## ASSIGNMENT
In the data below, find every line with the string "Lorem" and pull it out.

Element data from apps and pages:

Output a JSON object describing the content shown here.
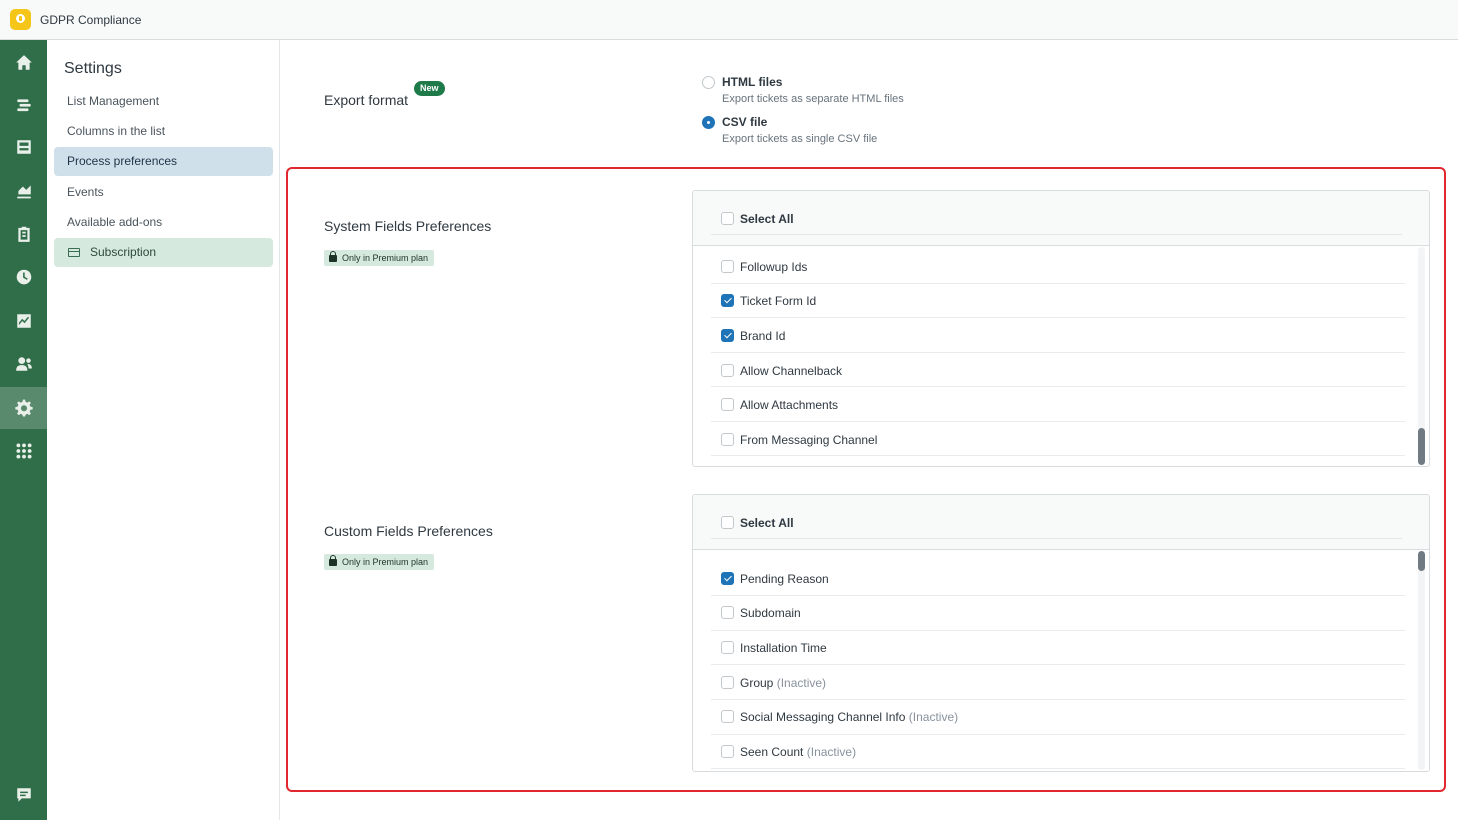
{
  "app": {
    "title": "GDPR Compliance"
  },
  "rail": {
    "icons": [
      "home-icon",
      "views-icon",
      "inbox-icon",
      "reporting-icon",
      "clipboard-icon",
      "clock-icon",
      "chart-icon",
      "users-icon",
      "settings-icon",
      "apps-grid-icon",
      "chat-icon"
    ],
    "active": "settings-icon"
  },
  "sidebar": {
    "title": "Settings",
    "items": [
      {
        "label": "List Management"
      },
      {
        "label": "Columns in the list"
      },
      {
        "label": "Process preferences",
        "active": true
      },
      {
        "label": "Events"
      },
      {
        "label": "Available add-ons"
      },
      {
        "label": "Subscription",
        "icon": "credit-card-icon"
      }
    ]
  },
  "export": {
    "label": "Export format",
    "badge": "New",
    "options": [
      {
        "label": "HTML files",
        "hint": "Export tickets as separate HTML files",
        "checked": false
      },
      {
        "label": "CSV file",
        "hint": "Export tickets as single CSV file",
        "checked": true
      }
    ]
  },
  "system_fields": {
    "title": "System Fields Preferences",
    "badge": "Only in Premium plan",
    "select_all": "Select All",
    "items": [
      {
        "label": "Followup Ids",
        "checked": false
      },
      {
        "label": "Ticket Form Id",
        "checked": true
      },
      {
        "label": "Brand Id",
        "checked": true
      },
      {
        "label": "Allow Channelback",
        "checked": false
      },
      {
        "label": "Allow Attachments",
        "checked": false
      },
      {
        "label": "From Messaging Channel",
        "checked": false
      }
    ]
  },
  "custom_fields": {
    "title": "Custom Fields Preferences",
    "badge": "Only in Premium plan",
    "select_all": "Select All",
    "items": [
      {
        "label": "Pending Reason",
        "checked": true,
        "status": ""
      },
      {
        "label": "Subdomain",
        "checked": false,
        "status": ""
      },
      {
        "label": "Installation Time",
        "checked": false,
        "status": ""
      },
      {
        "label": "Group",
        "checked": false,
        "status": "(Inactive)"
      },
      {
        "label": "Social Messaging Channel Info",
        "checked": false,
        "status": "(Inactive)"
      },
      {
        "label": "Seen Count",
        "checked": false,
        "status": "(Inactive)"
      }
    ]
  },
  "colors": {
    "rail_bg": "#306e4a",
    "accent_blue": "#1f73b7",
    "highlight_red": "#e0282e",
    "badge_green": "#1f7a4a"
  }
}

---

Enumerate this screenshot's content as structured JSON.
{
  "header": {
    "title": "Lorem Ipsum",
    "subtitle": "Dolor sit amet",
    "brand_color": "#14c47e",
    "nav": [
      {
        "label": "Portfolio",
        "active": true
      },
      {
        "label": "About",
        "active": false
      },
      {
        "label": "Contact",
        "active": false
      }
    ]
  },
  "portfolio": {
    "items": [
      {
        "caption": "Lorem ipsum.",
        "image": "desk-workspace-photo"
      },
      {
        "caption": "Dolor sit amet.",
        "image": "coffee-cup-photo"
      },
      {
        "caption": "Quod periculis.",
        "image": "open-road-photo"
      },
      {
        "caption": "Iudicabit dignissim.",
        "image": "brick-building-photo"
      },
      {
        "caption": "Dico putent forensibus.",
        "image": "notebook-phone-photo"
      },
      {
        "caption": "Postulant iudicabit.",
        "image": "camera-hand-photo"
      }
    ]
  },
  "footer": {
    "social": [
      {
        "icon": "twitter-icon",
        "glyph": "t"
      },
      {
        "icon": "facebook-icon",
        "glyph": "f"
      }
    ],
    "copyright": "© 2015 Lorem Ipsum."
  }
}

## RESPONSE TO THIS TASK
    "title": "Lorem Ipsum",
        "caption": "Lorem ipsum.",
    "copyright": "© 2015 Lorem Ipsum."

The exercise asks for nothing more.